▶ [Task brief]
Looking through the data, please report how many lines contain the string "MAPD", giving nothing but the number.

----- Information shown -----

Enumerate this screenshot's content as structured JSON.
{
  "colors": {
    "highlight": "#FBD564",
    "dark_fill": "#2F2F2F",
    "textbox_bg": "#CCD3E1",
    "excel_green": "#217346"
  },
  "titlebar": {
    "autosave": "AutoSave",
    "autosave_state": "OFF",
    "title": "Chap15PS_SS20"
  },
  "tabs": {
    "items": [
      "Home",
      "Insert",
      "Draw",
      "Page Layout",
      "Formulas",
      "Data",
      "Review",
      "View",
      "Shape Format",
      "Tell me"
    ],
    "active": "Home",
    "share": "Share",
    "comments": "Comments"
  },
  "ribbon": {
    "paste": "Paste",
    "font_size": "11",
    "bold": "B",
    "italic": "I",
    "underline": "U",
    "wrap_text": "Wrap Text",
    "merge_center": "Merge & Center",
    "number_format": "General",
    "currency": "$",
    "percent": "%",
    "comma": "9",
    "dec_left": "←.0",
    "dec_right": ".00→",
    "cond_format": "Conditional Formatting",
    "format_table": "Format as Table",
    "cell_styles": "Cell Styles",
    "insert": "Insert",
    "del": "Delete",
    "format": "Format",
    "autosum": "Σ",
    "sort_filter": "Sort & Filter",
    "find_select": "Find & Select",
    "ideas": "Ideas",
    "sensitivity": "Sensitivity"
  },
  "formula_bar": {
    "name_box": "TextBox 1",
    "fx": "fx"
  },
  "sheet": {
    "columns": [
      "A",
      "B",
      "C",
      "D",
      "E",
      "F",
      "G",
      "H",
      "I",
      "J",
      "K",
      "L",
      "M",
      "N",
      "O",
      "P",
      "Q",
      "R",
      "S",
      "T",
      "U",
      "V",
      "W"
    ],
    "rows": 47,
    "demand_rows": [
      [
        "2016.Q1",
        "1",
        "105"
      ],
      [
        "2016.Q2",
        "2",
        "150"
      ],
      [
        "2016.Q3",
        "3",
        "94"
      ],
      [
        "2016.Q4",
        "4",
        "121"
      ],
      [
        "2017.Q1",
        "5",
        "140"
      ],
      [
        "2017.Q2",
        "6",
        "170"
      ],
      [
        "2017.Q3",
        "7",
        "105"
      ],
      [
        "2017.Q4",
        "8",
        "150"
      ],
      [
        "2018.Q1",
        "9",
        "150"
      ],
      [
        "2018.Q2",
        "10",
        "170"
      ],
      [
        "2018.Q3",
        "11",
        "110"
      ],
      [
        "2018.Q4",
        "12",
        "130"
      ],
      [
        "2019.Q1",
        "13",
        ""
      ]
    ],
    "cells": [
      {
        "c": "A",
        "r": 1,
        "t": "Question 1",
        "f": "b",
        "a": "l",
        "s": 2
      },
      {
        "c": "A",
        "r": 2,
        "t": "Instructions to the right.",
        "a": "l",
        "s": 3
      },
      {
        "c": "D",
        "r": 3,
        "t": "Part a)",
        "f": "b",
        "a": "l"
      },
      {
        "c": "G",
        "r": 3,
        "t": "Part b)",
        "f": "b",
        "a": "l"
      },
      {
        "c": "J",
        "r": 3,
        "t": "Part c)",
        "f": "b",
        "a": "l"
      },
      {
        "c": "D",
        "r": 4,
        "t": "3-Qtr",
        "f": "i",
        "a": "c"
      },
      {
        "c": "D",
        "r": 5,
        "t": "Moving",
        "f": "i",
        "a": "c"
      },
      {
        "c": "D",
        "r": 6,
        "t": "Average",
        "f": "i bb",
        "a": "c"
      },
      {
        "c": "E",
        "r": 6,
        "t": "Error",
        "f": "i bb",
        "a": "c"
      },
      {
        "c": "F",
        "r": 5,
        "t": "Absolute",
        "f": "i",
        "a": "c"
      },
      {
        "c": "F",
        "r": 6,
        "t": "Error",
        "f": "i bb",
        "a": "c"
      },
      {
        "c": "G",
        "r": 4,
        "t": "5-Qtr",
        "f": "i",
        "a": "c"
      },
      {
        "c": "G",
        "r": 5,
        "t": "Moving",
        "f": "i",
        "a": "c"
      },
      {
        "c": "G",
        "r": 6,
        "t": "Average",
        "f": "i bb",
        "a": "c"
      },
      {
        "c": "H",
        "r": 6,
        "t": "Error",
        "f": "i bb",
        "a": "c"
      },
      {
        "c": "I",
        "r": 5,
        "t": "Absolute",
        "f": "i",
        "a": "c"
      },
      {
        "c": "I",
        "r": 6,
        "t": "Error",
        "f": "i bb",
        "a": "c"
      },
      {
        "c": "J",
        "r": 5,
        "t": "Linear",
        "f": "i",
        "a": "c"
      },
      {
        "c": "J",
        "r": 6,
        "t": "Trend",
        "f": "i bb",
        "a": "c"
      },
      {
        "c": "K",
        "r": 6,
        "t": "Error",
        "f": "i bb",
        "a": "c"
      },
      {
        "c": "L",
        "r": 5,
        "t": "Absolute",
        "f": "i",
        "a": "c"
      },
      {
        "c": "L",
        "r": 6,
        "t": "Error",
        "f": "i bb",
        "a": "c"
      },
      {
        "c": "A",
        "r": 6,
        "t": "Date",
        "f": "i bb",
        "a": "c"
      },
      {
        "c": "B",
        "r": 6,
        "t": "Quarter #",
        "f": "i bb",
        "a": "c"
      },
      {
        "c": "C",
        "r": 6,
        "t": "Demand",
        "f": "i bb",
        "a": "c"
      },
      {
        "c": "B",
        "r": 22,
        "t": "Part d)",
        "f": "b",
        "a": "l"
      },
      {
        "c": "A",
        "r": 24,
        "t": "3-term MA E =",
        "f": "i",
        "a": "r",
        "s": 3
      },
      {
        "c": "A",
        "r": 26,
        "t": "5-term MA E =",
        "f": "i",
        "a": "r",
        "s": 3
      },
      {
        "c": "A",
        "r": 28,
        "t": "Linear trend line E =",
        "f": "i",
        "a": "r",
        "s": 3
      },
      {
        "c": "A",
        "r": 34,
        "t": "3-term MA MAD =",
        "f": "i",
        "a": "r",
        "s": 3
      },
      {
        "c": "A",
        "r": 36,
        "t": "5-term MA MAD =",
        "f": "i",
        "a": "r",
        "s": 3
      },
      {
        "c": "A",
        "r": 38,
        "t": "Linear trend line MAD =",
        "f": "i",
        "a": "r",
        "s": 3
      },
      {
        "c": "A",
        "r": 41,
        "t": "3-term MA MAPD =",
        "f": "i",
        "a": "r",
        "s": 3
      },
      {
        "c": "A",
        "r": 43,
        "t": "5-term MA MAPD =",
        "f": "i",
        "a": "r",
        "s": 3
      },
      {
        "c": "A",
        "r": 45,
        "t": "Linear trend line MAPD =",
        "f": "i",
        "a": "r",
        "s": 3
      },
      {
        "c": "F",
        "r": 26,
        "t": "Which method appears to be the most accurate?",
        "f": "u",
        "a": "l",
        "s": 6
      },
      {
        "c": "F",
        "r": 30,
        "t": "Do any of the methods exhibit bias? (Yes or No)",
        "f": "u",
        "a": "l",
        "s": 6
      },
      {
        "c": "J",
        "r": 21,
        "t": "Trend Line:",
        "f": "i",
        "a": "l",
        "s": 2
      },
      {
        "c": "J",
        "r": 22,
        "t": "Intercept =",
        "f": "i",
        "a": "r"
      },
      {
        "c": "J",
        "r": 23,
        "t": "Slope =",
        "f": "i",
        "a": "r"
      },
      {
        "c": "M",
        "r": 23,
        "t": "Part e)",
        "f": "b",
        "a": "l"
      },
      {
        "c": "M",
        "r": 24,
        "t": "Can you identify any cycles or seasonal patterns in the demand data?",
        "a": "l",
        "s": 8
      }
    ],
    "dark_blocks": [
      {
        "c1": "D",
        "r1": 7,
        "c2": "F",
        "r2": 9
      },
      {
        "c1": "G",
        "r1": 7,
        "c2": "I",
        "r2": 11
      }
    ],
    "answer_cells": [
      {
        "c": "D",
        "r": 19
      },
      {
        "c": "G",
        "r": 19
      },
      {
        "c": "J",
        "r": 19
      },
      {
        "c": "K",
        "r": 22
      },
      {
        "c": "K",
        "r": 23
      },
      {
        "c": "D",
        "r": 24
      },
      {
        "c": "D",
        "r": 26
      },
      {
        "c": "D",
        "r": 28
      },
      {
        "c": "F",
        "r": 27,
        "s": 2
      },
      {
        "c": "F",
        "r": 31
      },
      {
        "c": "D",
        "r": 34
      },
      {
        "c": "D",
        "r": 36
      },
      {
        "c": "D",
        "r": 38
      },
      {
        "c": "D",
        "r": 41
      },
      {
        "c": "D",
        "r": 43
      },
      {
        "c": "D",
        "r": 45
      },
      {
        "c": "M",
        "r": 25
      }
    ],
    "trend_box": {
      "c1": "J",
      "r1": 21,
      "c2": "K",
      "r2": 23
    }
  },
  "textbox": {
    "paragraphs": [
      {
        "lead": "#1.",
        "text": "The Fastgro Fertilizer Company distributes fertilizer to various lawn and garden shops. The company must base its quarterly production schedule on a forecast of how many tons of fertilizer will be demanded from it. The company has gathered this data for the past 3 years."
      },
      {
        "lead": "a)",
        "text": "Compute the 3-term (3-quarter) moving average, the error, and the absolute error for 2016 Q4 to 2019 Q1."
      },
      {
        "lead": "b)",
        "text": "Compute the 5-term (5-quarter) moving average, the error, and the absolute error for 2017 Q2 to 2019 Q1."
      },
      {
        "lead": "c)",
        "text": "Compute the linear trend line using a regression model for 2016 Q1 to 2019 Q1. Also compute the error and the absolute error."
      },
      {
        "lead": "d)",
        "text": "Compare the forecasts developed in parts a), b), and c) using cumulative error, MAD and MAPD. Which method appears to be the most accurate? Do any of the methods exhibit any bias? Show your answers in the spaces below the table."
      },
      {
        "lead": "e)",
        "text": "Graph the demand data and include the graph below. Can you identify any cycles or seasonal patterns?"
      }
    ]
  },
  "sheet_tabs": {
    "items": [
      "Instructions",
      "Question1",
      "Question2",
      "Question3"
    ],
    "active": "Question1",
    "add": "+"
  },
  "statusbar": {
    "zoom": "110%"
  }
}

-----

▶ [Response box]
4